Here is a quote from Tullian Tchividjian “Real slavery is living your life trying to gain favor; Real freedom is living your life because you already have favor.”
With this gospel reminder, I was also reminded of some really helpful questions people asked me after the sermon on 1 Corinthians 8, that I wanted to address in a couple of blogs.
Question 1: Are you able to share your convictions with people without making it law for them or judging them for how they live?
The short answer is yes, but the two qualifications in the question are crucial. 1) We can’t be found judging other people’s convictions in areas of freedom and 2) we can’t make law what isn’t law. We must make a distinction between sharing wisdom and insisting that others believe like we do. When others ask you for advice, sharing your wisdom or how you came to your convictions is loving. However we must check our hearts that in so doing we are not trying to make a law for them. Making law where there is no law crushes the soul, and distorts the gospel.
Question 2: What if you and your spouse have different convictions?
A general answer is the wife should seek to respect and support her husband’s leadership as long as it is not leading her into sin. The husband should live with his wife in an understanding, showing honor to her through listening and leadership.
If the convictions that are creating tension really are areas of freedom, we must ask, “Why are we so upset that they are not taking on my convictions? Why do I want this so badly? Is it love for them or comfort or control for me?”
The Bible doesn’t say that people have to have the same convictions in order to be at peace. However if one spouse’s convictions are leading the other spouse to stumble, then, because of the closeness of the relationship, the husband should lead out in serving the spouse. That is, if he feels more freedom than she does then he should make sure she knows she is more important than his freedom to watch that game, or participate in a hobby. However in a marriage, part of the husband’s unique role is to lead his wife spiritually. Part of that is having discussions about his convictions- not in a defensive way but helping her understand how you really believe this is drawing you closer to the Lord and helping you love others. With great humility in both, one of two things will happen in this process. 1) you will find out as a husband that you have not been using your freedom as “unto the Lord” or 2) your wife will see that you are seeking Christ and love for others and that you are hearing her. Then her role is to trust God in him.
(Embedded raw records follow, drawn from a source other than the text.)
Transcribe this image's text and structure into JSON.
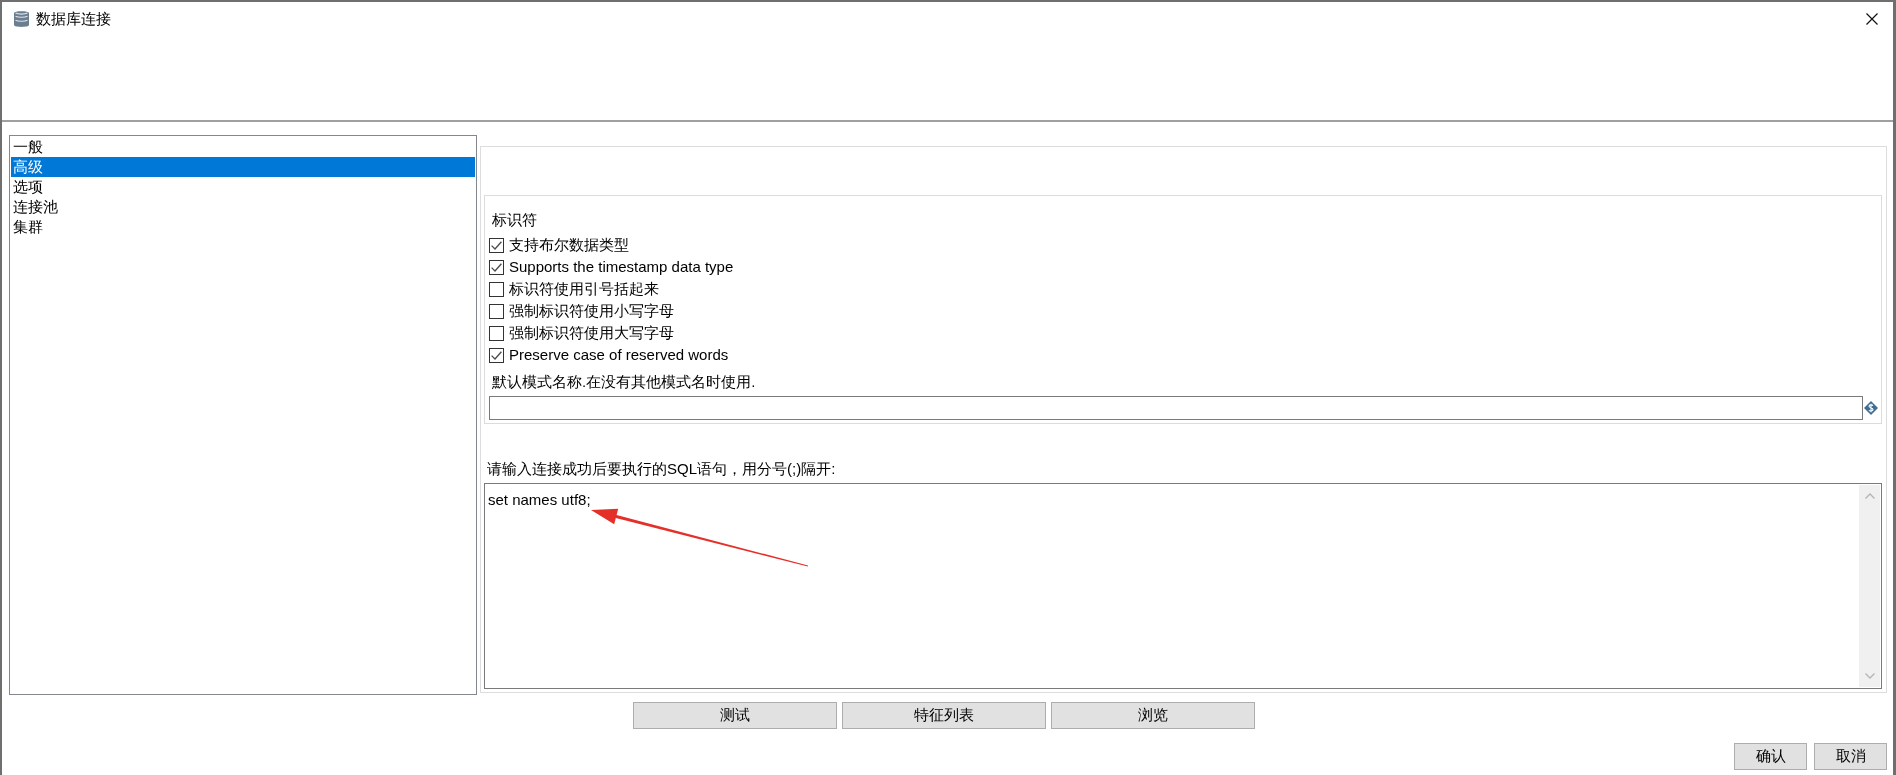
{
  "window": {
    "title": "数据库连接"
  },
  "sidebar": {
    "items": [
      {
        "label": "一般",
        "selected": false
      },
      {
        "label": "高级",
        "selected": true
      },
      {
        "label": "选项",
        "selected": false
      },
      {
        "label": "连接池",
        "selected": false
      },
      {
        "label": "集群",
        "selected": false
      }
    ]
  },
  "identifiers": {
    "title": "标识符",
    "options": [
      {
        "label": "支持布尔数据类型",
        "checked": true
      },
      {
        "label": "Supports the timestamp data type",
        "checked": true
      },
      {
        "label": "标识符使用引号括起来",
        "checked": false
      },
      {
        "label": "强制标识符使用小写字母",
        "checked": false
      },
      {
        "label": "强制标识符使用大写字母",
        "checked": false
      },
      {
        "label": "Preserve case of reserved words",
        "checked": true
      }
    ]
  },
  "default_schema": {
    "label": "默认模式名称.在没有其他模式名时使用."
  },
  "sql": {
    "label": "请输入连接成功后要执行的SQL语句，用分号(;)隔开:",
    "value": "set names utf8;"
  },
  "action_buttons": [
    {
      "label": "测试"
    },
    {
      "label": "特征列表"
    },
    {
      "label": "浏览"
    }
  ],
  "dialog_buttons": [
    {
      "label": "确认"
    },
    {
      "label": "取消"
    }
  ]
}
Finally if the tension persists, then we must remember that sanctification is a community project. We must involve others in the discussion so that others can point out blind spots, counsel, and help us through the decisions.
In my marriage, we had a similar situation. I like watching war movies and my wife can’t stand violence and cussing. For her cussing is like nudity or sexual content is for me- it sticks in my mind and comes into the brain at the most random times. She would have nightmares with cuss words flooding her mind while she slept. So what do I do? When we are together I carefully study the content and find everything I can about the cussing and violence and sexual content so that we are not given to stumble in our faith while we watch a movie. That really limits what movies we watch together. But it has been a great way to show my love for her and for us to enjoy a movie or TV show with a clean conscience.
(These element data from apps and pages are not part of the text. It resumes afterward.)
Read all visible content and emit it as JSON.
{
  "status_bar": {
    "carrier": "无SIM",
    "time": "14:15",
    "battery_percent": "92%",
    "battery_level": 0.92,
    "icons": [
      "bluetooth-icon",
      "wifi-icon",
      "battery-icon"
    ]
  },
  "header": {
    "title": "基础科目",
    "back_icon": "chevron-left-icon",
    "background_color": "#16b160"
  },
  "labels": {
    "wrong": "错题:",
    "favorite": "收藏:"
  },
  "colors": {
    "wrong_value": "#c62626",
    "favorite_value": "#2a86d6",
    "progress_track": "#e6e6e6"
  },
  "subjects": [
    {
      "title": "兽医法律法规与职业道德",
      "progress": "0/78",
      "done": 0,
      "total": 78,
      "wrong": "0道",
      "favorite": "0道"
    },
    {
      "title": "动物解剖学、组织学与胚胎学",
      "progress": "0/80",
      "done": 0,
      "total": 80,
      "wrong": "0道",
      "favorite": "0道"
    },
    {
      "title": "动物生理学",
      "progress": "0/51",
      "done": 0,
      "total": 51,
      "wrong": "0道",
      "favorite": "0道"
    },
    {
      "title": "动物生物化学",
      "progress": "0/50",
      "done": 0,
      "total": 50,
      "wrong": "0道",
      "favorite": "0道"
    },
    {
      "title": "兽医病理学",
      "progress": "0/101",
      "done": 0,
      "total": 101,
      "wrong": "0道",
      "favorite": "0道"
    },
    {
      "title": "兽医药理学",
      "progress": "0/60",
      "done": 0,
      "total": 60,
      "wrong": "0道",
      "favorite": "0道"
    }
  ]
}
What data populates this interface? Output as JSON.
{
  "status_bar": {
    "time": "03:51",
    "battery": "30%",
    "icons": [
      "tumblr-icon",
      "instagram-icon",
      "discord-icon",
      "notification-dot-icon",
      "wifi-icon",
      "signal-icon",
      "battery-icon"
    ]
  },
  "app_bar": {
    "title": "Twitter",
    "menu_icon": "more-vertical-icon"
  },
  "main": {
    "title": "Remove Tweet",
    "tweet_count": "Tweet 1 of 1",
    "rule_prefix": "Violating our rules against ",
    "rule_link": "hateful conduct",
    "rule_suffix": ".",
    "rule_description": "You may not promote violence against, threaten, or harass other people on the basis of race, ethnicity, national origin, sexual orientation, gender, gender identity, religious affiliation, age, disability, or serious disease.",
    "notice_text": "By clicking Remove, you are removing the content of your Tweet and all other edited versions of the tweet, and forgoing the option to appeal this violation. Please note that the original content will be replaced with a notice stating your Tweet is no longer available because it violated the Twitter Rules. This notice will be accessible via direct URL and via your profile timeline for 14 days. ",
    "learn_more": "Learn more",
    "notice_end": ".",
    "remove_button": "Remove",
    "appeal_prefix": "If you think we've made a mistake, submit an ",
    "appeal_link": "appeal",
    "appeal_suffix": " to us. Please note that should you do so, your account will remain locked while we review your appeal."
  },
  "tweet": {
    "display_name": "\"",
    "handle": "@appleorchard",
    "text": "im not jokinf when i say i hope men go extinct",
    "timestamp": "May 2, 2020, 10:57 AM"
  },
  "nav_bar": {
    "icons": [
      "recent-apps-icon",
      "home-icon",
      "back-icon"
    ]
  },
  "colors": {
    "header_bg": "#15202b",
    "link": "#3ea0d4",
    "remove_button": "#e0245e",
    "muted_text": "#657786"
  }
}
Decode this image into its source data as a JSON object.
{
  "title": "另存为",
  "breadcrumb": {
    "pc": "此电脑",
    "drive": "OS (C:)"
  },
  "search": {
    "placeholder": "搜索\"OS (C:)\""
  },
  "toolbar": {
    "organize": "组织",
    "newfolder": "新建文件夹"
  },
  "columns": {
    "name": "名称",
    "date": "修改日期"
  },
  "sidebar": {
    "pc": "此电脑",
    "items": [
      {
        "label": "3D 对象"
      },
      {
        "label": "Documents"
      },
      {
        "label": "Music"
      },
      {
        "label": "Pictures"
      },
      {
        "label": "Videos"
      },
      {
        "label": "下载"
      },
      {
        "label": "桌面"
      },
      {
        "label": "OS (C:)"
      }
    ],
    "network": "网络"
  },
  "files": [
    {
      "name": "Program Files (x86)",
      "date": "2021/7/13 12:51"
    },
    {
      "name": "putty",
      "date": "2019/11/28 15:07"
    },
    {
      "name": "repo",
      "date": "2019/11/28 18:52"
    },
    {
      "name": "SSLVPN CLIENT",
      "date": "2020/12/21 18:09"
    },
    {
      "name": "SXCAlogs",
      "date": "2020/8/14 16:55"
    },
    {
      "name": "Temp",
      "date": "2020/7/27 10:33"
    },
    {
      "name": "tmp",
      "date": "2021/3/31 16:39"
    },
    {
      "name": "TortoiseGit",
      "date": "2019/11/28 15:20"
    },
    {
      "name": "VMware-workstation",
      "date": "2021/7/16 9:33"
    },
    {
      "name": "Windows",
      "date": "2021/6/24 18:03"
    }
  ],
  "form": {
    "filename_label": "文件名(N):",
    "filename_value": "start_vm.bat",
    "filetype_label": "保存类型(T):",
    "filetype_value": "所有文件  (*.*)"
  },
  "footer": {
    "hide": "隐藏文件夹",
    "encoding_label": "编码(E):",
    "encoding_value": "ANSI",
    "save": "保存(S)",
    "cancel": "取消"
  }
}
However the story continues in that Dana struggled so much with war/action movies that she couldn’t understand how I could watch them and still be following God. After some heated discussions, I told her that these movies are not as important as she is and I stopped watching them for a season. However, when the iron was cool, a week or so later, I initiated a conversation about how I watch a war movie to the glory of God (some of these things will be in the next post). She had not fully thought about all of those things, and yet she still struggled to understand why I like them. I told her that I would seek accountability from other men who we trust, and I asked them to speak into my life to make sure I wasn’t being blinded. The compromise is that she now trusts me and with her knowledge, not in secrecy, I watch them periodically by myself or with friends. She and I learned to develop convictions and live with one another in an understanding way. We grew as friends and we grew in thinking about Christ in the everyday, even as we watch TV.